§ TASK ITEM
The required response is the number of lines in the entries that include the word "true", with nothing added.
+++ AVAILABLE DATA +++
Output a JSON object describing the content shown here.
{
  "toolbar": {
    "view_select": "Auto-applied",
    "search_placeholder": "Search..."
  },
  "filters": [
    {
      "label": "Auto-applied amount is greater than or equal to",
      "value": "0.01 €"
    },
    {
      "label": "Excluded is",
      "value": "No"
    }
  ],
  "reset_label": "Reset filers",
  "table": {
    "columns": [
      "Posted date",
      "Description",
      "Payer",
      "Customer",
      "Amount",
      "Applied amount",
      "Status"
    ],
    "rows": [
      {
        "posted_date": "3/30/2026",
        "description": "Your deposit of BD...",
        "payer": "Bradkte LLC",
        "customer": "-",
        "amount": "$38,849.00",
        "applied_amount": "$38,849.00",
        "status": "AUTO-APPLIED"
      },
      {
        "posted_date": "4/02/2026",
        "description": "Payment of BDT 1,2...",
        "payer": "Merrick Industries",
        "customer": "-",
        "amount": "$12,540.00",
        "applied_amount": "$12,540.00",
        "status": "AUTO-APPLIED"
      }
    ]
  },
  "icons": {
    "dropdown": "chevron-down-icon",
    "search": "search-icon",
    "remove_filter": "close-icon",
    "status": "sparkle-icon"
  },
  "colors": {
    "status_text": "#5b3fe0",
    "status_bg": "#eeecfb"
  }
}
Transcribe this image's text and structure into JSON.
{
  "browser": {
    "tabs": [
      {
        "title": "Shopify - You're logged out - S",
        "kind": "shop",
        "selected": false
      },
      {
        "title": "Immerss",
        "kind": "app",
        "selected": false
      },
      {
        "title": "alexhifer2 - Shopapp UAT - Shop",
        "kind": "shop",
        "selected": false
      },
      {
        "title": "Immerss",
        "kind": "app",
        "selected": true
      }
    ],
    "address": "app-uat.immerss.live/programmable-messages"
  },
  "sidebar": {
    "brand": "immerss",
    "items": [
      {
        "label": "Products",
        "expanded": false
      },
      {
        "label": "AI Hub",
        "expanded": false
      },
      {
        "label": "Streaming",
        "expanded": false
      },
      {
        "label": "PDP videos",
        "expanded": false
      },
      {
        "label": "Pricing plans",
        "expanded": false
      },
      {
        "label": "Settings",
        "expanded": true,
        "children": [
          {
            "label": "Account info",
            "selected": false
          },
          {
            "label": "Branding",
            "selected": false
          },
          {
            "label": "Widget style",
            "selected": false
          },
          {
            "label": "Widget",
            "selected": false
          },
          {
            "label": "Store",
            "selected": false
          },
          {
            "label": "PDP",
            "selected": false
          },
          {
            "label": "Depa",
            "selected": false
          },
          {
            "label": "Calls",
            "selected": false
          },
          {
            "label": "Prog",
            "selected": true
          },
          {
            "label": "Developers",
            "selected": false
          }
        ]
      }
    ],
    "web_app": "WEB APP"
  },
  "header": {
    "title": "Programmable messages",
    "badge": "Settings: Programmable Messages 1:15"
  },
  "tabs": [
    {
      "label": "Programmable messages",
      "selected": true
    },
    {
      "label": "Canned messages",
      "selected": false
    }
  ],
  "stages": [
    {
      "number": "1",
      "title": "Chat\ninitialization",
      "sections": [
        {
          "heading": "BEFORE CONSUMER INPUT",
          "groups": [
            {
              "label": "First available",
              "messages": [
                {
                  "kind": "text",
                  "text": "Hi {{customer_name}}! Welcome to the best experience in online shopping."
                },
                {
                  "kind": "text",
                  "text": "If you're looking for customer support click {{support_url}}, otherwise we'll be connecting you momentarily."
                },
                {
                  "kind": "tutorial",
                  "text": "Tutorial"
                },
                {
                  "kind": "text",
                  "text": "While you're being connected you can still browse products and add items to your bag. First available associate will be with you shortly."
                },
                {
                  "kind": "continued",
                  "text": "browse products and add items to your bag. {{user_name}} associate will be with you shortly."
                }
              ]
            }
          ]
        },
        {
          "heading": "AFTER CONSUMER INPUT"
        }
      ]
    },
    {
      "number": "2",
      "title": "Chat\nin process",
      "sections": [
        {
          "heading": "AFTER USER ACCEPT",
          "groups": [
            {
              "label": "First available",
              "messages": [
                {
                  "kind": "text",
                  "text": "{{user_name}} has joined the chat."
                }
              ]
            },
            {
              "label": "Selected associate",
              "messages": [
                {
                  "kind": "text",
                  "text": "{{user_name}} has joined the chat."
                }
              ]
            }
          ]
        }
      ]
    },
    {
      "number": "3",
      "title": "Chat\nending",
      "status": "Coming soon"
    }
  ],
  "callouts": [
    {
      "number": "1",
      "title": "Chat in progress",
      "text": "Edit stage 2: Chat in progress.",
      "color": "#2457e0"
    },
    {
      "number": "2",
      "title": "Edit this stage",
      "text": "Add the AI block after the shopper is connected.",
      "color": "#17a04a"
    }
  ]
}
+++
§ REPLY
4